On a more familiar level, molecular gastronomy is behind foods as commonplace as salad dressings, which utilize xantham gum to keep the dressing emulsified. The ingredient is activated with a good shaking.

But back to Radford's kitchen chemists. By last week Endo had whittled several dozen student-created dishes to a top nine. They were presented in a competition that drew such judges as Vino owner and master sommelier Chuck Furuya; Conrad Nonaka, director of Kapiolani Community College's Culinary Institute of the Pacific; Radford curriculum coordinator Jan Ikeda; Saito; and Endo.

Dishes were rated according to creativity, presentation, taste and scientific explanation.

Junior Chase Smith wrapped blue mochi around coconut Jell-O. “;The science is in the Jell-O: Hot water breaks up the strands of collagen, and when it cools, the strands firm up. That traps the coconut juices,”; Smith explained.

Megan Commander, a junior, said that discussions about molecular gastronomy early in the year left her confused. “;Chemistry is hard, but cooking made it easier to understand,”; she said.

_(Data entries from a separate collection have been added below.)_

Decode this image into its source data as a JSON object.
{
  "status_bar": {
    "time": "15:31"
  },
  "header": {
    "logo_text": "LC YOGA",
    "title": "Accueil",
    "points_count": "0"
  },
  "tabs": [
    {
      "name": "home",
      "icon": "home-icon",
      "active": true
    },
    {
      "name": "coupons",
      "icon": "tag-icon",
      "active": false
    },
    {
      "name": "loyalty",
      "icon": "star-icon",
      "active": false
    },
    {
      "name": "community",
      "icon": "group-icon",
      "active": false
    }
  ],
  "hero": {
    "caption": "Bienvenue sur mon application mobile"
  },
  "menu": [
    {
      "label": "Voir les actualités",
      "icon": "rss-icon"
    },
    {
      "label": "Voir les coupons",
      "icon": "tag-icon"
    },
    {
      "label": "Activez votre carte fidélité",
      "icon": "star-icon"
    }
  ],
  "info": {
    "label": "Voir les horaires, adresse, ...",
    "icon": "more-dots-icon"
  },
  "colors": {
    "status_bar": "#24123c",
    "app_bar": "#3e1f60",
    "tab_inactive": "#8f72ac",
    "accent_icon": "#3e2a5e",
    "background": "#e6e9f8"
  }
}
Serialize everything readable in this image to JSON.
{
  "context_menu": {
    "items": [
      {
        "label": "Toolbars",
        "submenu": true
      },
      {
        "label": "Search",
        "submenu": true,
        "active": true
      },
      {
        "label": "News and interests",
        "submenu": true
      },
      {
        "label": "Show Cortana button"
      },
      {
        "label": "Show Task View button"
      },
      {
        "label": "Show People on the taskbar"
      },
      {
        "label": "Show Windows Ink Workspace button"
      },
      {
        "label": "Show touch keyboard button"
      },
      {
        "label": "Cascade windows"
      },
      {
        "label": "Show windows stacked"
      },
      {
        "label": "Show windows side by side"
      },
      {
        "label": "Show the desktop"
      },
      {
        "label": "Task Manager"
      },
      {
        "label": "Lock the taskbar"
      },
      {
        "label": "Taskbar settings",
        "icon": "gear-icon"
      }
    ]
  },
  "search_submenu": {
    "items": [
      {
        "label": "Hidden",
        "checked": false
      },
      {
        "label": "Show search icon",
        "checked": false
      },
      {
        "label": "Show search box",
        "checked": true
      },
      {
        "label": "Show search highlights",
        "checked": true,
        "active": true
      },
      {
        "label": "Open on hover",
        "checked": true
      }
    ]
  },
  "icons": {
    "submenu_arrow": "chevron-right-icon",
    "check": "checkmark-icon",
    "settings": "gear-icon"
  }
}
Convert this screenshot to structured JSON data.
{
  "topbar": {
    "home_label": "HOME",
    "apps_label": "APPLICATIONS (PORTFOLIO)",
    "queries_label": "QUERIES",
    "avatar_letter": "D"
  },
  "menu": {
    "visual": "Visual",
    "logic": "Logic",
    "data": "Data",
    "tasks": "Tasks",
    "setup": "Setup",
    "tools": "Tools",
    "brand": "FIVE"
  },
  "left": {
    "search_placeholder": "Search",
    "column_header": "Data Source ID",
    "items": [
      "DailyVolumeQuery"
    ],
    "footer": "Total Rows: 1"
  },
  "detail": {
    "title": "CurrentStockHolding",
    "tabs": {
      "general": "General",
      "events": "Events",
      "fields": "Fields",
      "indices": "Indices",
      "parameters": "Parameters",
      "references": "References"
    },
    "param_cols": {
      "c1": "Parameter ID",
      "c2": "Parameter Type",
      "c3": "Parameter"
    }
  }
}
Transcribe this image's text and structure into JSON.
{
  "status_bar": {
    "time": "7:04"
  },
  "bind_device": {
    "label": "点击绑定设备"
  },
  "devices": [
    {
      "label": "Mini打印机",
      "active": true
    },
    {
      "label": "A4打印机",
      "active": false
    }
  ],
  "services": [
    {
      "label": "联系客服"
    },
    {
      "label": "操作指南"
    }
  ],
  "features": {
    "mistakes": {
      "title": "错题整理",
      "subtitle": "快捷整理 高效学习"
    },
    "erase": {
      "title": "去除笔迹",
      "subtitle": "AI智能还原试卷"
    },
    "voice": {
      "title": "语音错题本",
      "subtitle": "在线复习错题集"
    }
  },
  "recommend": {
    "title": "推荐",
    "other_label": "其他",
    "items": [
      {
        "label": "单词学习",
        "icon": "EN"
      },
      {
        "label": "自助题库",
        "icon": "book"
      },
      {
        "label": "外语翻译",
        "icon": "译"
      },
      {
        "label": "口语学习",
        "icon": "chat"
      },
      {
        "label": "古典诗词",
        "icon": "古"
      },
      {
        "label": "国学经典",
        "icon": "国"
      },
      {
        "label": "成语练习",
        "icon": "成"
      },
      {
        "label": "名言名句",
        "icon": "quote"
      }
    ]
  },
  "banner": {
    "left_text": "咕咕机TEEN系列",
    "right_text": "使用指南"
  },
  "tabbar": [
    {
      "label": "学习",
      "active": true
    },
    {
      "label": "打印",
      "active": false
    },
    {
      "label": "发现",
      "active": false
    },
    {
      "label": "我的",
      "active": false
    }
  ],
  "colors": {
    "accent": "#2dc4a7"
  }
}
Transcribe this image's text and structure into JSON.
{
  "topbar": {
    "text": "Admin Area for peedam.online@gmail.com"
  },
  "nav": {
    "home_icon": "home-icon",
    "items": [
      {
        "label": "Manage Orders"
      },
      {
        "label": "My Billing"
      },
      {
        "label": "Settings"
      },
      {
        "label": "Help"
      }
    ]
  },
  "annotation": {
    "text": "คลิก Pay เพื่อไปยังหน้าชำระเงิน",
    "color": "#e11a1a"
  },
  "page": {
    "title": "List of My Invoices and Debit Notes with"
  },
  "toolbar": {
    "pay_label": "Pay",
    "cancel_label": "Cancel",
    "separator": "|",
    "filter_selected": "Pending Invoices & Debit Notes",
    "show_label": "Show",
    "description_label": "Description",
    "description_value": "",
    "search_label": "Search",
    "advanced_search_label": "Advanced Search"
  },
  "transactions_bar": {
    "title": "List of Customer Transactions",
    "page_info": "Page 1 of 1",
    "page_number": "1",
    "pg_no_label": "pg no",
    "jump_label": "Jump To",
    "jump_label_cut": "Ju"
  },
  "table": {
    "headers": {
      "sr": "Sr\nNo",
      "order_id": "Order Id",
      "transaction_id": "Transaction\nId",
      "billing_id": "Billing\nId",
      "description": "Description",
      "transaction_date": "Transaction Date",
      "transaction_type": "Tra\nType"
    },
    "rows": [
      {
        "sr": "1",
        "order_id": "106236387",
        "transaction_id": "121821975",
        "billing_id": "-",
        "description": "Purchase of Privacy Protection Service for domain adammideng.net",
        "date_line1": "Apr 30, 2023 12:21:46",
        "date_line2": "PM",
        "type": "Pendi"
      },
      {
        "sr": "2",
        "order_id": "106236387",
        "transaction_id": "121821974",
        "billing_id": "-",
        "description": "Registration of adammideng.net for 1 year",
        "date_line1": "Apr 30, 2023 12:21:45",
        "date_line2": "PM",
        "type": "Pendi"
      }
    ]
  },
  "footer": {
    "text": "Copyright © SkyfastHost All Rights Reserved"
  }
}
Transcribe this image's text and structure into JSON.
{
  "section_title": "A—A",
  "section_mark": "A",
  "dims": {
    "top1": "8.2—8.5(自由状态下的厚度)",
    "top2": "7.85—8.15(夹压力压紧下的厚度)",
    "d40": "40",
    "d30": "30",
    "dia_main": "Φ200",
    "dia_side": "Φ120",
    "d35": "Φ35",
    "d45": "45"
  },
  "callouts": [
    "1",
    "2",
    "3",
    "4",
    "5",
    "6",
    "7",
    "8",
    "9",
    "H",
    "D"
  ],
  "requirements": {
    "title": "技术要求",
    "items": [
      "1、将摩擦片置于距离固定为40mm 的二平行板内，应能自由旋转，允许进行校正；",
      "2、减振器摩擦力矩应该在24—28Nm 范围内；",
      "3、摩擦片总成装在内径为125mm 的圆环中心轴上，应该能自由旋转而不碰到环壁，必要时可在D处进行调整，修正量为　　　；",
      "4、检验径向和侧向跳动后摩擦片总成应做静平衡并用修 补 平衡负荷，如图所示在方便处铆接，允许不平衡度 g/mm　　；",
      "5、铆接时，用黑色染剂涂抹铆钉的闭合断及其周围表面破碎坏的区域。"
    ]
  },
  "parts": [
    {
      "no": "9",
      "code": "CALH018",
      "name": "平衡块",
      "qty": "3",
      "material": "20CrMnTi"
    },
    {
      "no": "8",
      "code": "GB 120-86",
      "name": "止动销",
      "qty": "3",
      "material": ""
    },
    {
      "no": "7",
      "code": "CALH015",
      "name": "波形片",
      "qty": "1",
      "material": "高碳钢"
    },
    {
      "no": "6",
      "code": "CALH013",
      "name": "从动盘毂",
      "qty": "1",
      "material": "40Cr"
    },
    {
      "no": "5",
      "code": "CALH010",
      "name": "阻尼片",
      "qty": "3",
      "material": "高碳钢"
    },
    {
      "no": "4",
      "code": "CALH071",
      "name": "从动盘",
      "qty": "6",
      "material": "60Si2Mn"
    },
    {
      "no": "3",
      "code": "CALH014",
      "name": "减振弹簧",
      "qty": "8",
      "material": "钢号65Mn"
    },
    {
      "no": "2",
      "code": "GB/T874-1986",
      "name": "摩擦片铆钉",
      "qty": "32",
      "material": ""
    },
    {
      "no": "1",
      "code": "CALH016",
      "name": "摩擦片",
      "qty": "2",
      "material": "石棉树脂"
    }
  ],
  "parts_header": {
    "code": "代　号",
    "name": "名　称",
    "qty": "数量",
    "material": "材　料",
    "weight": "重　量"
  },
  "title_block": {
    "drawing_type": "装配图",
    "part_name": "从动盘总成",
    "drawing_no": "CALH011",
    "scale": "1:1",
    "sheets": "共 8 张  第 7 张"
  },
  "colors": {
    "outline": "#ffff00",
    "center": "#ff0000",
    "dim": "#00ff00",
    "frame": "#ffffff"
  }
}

Her minismoothies featured banana, pineapple and strawberry flavors, plus gelatinous forms of Sunny D juice and whipped cream.

But it was the Breakfast Surprise that won over judges. A white-bread sandwich comprising bacon, a layer of Sunny D Jell-O and maple syrup foam, the dish stood out for its creativity and surprisingly harmonious flavors. It didn't hurt that sophomores Luther Dumlao and Alan Maramag were proficient in explaining the science in the techniques they used.

“;Egg whites are made mostly of protein and water,”; said Maramag, discussing the maple foam. “;When you whisk it, it denatures it—it breaks up the structure, changes the way it forms ... because of the presence of protein. The air bubbles trap the flavor, so you have the flavor of maple syrup without the heaviness of maple syrup.”;

The first-place win means the duo's recipe will be featured at Vino.

Judges came away from the contest feeling uplifted not only by the innovative teaching method, but the investment on the part of students.

“;They say all chefs are like painters: They all share a part of themselves,”; said Furuya. “;I found (the students) very admirable for their passion and interest. The benefit of this class is that it applies to the real world. They can use what they learned tonight at home and for the rest of their lives.”;

Nonaka said he is impressed at the time and energy leaders of the food industry invest in the community. “;I'm appreciative of our industry partners. They contribute to education with care and compassion—they want students to learn.”;

Saito says the cooking projects did more than just teach chemistry; it had students excited about learning. “;It got students to think,”; he said.

Saito's classes are just the beginning, if Endo has his way.

“;I'd like to eventually involve all the schools in the district,”; he said. “;This was awesome. It's exciting for me to promote the restaurant biz, and for these kids, if they don't want to be a chemist, they can be a chef and use what they learned in the kitchen.

“;Hopefully, by generating buzz about molecular gastronomy, this will lead a new generation into new directions. They could change the perceptions of food and ways of approaching food.”;